Unfortunately, I didn’t “make a sell” as the project did not progress any further. I’m not sure if they knew what they really wanted to do with the house. It remains unclear to me even now.
In hindsight (and revisiting the client file), I became stuck in my thinking and could not make a firm decision on how to move forward; I did not act quickly enough and let the moment pass by.
I did call the client a few months after sending him the initial schematics and he said they still hadn’t made any decisions as yet.

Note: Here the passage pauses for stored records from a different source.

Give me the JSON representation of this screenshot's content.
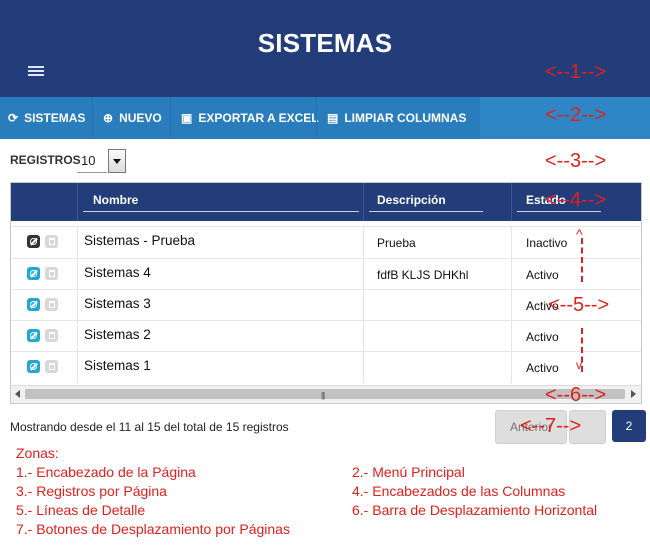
{
  "header": {
    "title": "SISTEMAS"
  },
  "menu": {
    "items": [
      {
        "label": "SISTEMAS",
        "icon": "refresh-icon"
      },
      {
        "label": "NUEVO",
        "icon": "plus-circle-icon"
      },
      {
        "label": "EXPORTAR A EXCEL",
        "icon": "excel-file-icon"
      },
      {
        "label": "LIMPIAR COLUMNAS",
        "icon": "document-icon"
      }
    ]
  },
  "records": {
    "label": "REGISTROS",
    "value": "10"
  },
  "table": {
    "columns": [
      "Nombre",
      "Descripción",
      "Estado"
    ],
    "rows": [
      {
        "name": "Sistemas     - Prueba",
        "description": "Prueba",
        "status": "Inactivo"
      },
      {
        "name": "Sistemas  4",
        "description": "fdfB KLJS DHKhl",
        "status": "Activo"
      },
      {
        "name": "Sistemas  3",
        "description": "",
        "status": "Activo"
      },
      {
        "name": "Sistemas  2",
        "description": "",
        "status": "Activo"
      },
      {
        "name": "Sistemas  1",
        "description": "",
        "status": "Activo"
      }
    ]
  },
  "footer": {
    "info": "Mostrando desde el 11 al 15 del total de 15 registros",
    "prev_label": "Anterior",
    "current_page": "2"
  },
  "annotations": {
    "a1": "<--1-->",
    "a2": "<--2-->",
    "a3": "<--3-->",
    "a4": "<--4-->",
    "a5": "<--5-->",
    "a6": "<--6-->",
    "a7": "<--7-->"
  },
  "legend": {
    "title": "Zonas:",
    "items": [
      "1.- Encabezado de la Página",
      "2.- Menú Principal",
      "3.- Registros por Página",
      "4.- Encabezados de las Columnas",
      "5.- Líneas de Detalle",
      "6.- Barra de Desplazamiento Horizontal",
      "7.- Botones de Desplazamiento por Páginas"
    ]
  },
  "colors": {
    "header": "#233d7b",
    "menu": "#2f86c6",
    "accent_action": "#1fa7d6",
    "annotation": "#e0201c"
  }
}
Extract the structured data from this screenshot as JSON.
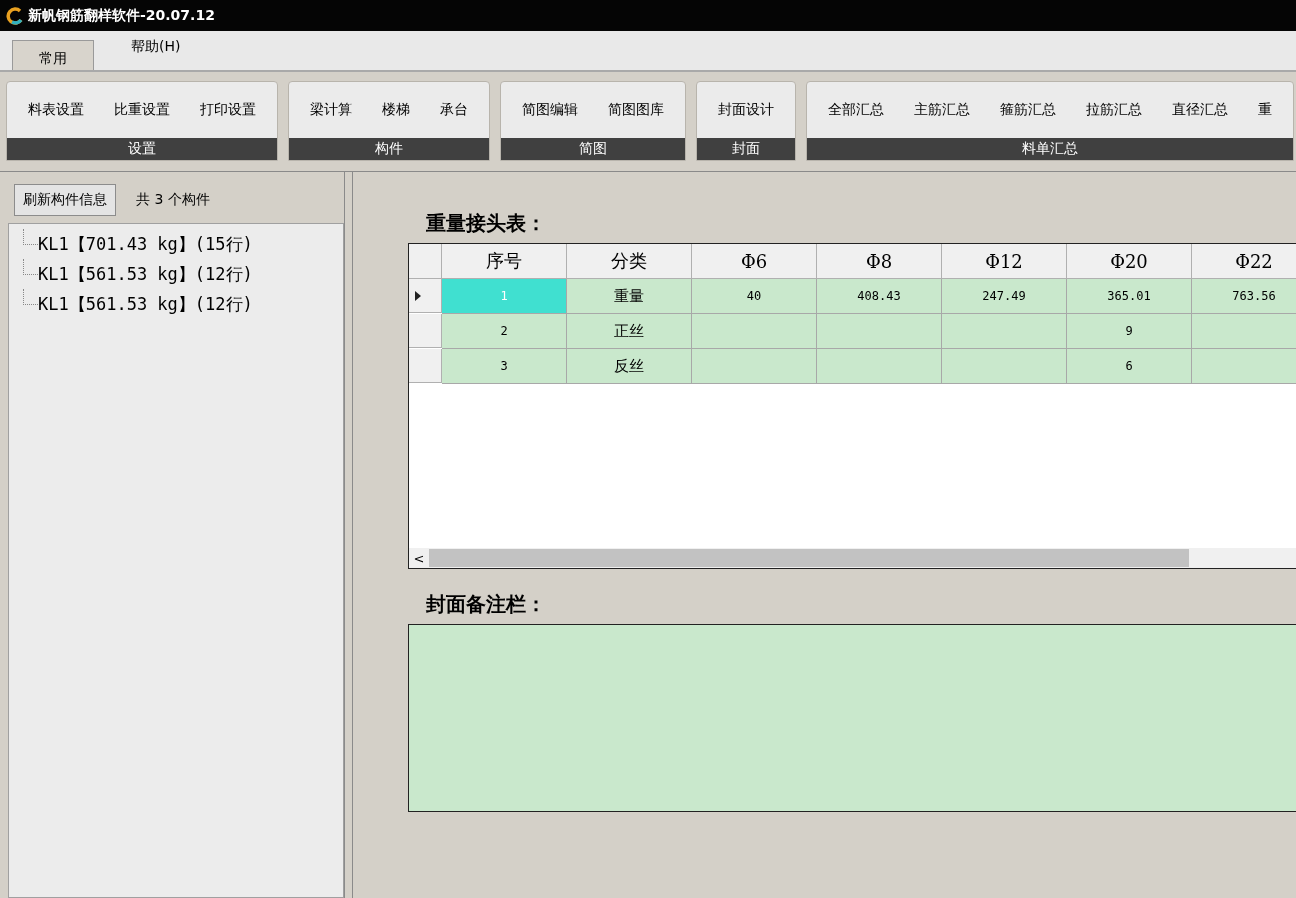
{
  "window": {
    "title": "新帆钢筋翻样软件-20.07.12"
  },
  "menu_tabs": [
    {
      "label": "常用",
      "selected": true
    },
    {
      "label": "帮助(H)",
      "selected": false
    }
  ],
  "ribbon_groups": [
    {
      "label": "设置",
      "buttons": [
        "料表设置",
        "比重设置",
        "打印设置"
      ]
    },
    {
      "label": "构件",
      "buttons": [
        "梁计算",
        "楼梯",
        "承台"
      ]
    },
    {
      "label": "简图",
      "buttons": [
        "简图编辑",
        "简图图库"
      ]
    },
    {
      "label": "封面",
      "buttons": [
        "封面设计"
      ]
    },
    {
      "label": "料单汇总",
      "buttons": [
        "全部汇总",
        "主筋汇总",
        "箍筋汇总",
        "拉筋汇总",
        "直径汇总",
        "重"
      ]
    }
  ],
  "left_panel": {
    "refresh_button": "刷新构件信息",
    "count_label": "共 3 个构件",
    "tree_items": [
      {
        "label": "KL1【701.43 kg】(15行)"
      },
      {
        "label": "KL1【561.53 kg】(12行)"
      },
      {
        "label": "KL1【561.53 kg】(12行)"
      }
    ]
  },
  "joint_table": {
    "title": "重量接头表：",
    "columns": [
      "序号",
      "分类",
      "Φ6",
      "Φ8",
      "Φ12",
      "Φ20",
      "Φ22"
    ],
    "rows": [
      {
        "selected": true,
        "cells": [
          "1",
          "重量",
          "40",
          "408.43",
          "247.49",
          "365.01",
          "763.56"
        ]
      },
      {
        "selected": false,
        "cells": [
          "2",
          "正丝",
          "",
          "",
          "",
          "9",
          ""
        ]
      },
      {
        "selected": false,
        "cells": [
          "3",
          "反丝",
          "",
          "",
          "",
          "6",
          ""
        ]
      }
    ],
    "scroll_left": "<"
  },
  "cover_notes": {
    "title": "封面备注栏："
  }
}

Lesson learned: Go with your gut instinct. If trying to get information out of the client is like pulling teeth, then perhaps this indicates this is not a good relationship fit. Understanding client expectations is paramount to a successful project. I can attest that dealing with a smart aeronautical engineer requires a certain finesse; maybe that’s why the original interior designer had sent him my way in the first place… (I mean, who turns away business?) However, she was correct to realize that the house needed so much more than a superficial interior decor makeover- it needed a major renovation.
The bottom line question that needed to be answered was: how much money were they willing to spend to create their dream house on what would seem to me to be a rare lot indeed, one with an airstrip.
Lesson learned: seize the moment! Don’t hesitate to go for it. I had two choices- offer a milque-toast, safe design idea based on his small budget of 30k OR go all out with a big bang-up display, showing awesome kitchens (images pulled from magazines), and making a model of the new layout. But,
I didn’t do that. Why? I guess because I sensed that my time wouldn’t be well-spent as their budget was simply too tight; and he seemed unwilling to budge from that budget.
Perhaps inviting a lender into the picture would have been an appropriate next step.
I doubt they’re going to move anywhere else. Unless he’s going to be willing to park his plane at a local airport.
As all good real estate agents say: Location, Location, Location! (i.e. Airstrip, Airstrip, Airstrip!)